Adapting to and mitigating the effects of climate change are achievable, but uniting governments around the world todo so remains a challenge, says a leading expert with the World Health Organization.
Diarmid Campbell-Lendrum, co-ordinator of climate change and health policy for the WHO, says debating climate science doesn’t always capture people’s attention.
Linking climate change to its impact on health care, however, tends to personalize the issue in clearer terms for people.
Campbell-Lendrum says the health viewpoint brings the issue to a local or regional level, a grassroots-fueled initiative of concern that is necessary to ultimately influence government decision-makers.
“Change has to start at the regional and local level. There are mitigation and adaptation things we have to do, such a greenhouse gas emission reduction, but there is no guarantee we will do it,” he said.
He cited the example of California, a leading proponent of climate change policy advocacy in the U.S., which drew support about climate change not by the science, but through a commercial that focused on a young child with asthma and what uncertain future the youngster will face if climate change is left unchecked.
He said the ad was very effective because it personalized the issue, which at the time was being advocated for by then California Republican governor Arnold Schwarzenegger, who has since become a leading global climate change advocate.
Campbell-Lendrum was one of several keynote speakers at Making The Links 2018: Climate Change, Community Health & Resilience, a conference co-sponsored by Interior Health, Simon Fraser University Faculty of Health Sciences and the Shift organization which advocates for business and human rights collaboration.
Participants from across Canada have descended on the Laurel Packinghouse in downtown Kelowna, site of the two-day symposium.
Campbell-Lendrum, speaking via video from Europe, said 23 per cent of all fatalities around the globe are directly linked to the environment, which will only escalate if pollution impacts coupled with extreme weather events due to climate change are ignored.
“Climate change means more hurricanes in number and severity, increase in transmission of infectious diseases, more frequency of heat wave severity, sea levels rising which will submerge some island countries and impact low lying areas in other countries,” he said.
“In some parts of the world, the health care systems will collapse because they will be unable to cope with the impact of these environment changes.”

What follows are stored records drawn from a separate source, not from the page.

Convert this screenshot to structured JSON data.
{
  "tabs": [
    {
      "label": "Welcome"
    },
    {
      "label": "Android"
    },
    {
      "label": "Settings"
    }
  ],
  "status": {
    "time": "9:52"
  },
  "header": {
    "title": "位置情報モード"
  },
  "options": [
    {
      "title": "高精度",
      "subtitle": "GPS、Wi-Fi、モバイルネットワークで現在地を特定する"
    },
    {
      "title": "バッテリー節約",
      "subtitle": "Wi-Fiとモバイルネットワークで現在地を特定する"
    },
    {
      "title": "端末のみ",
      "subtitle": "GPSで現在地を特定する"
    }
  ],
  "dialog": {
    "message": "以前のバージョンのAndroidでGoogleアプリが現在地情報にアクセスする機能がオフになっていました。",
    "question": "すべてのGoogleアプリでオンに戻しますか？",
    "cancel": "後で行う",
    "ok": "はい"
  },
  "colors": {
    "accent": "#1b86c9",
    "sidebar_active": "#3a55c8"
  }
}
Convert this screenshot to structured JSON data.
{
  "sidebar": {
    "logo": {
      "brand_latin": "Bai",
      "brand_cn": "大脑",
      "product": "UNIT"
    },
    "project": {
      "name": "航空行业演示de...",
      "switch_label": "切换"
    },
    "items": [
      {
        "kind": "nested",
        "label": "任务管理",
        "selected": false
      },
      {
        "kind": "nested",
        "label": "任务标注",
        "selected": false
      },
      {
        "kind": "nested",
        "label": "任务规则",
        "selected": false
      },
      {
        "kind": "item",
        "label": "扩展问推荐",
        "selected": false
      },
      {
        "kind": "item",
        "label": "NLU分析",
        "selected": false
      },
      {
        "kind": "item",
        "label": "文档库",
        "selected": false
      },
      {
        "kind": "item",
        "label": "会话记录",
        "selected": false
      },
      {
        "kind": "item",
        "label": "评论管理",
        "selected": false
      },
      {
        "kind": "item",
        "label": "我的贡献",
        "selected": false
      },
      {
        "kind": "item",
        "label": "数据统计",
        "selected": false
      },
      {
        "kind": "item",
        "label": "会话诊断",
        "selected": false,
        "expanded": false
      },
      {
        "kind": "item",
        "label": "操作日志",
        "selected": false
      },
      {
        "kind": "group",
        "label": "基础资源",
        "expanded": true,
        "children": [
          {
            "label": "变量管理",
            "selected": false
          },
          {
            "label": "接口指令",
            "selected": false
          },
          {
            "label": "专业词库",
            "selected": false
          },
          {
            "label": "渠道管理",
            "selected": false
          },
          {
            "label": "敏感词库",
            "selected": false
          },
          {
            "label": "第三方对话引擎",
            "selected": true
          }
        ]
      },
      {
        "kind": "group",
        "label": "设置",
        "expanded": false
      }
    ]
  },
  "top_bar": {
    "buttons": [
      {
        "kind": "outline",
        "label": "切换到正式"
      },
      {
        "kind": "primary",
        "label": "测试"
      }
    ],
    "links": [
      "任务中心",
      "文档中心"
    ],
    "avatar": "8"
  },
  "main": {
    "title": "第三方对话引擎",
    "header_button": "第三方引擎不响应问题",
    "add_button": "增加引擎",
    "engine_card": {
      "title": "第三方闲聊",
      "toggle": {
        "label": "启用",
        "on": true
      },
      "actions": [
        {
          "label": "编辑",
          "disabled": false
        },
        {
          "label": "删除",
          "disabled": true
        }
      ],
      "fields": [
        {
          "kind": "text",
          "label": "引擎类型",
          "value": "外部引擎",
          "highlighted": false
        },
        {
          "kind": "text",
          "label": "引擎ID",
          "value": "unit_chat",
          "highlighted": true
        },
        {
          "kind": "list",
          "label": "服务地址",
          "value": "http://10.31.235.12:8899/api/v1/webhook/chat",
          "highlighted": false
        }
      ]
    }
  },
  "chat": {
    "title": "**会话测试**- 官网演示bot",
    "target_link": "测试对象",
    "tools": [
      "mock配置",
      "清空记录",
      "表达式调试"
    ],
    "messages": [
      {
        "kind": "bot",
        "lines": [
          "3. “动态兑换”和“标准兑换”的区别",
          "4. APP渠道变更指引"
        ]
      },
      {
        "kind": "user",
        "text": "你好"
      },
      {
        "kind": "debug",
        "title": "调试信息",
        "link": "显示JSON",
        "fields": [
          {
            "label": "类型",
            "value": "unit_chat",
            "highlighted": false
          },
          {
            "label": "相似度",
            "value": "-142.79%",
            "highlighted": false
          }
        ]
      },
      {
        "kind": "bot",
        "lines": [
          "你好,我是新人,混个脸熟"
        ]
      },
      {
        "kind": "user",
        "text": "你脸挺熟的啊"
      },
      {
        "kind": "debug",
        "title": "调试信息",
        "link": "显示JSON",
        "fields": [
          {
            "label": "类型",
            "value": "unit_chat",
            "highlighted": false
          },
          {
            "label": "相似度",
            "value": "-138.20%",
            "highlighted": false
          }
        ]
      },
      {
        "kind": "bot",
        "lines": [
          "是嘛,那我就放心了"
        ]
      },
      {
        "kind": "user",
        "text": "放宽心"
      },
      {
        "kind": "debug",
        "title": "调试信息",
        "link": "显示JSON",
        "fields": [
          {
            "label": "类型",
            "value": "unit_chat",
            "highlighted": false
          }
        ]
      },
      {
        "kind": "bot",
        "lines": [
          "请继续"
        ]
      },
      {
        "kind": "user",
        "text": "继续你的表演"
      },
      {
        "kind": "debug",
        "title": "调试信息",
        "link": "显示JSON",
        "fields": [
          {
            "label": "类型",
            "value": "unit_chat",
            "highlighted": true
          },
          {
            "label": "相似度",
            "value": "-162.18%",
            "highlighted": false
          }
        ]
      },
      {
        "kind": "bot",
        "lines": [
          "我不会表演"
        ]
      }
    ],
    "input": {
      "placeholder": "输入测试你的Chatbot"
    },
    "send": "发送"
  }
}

That said, there’s still reason for optimism, as people are becoming more energized to the realities of climate change and finding a focus by improving health care inequities.
“We are seeing a large number of health care improvements projects around the world now whereas seven to eight years ago nothing like that was being done,” he said, citing the example of a new hospital built in a Caribbean country that was structurally built to withstand hurricane force winds and reliant on Green energy sources.
Trevor Murdock, a climate scientist at the University of Victoria, said the weather we have experienced the past two years in the Okanagan is the trend to expect looking to the future—more extreme precipitation events, hotter than previous normal summers, reduced snowpack in the winter which will lead to lower streamflows.
“Having up to a 60 per cent decrease in snowpack for Metro Vancouver is going to pose challenges to our water supply over time,” Murdock said.
“The number of days above 25 C will double or triple in future compared to the past.”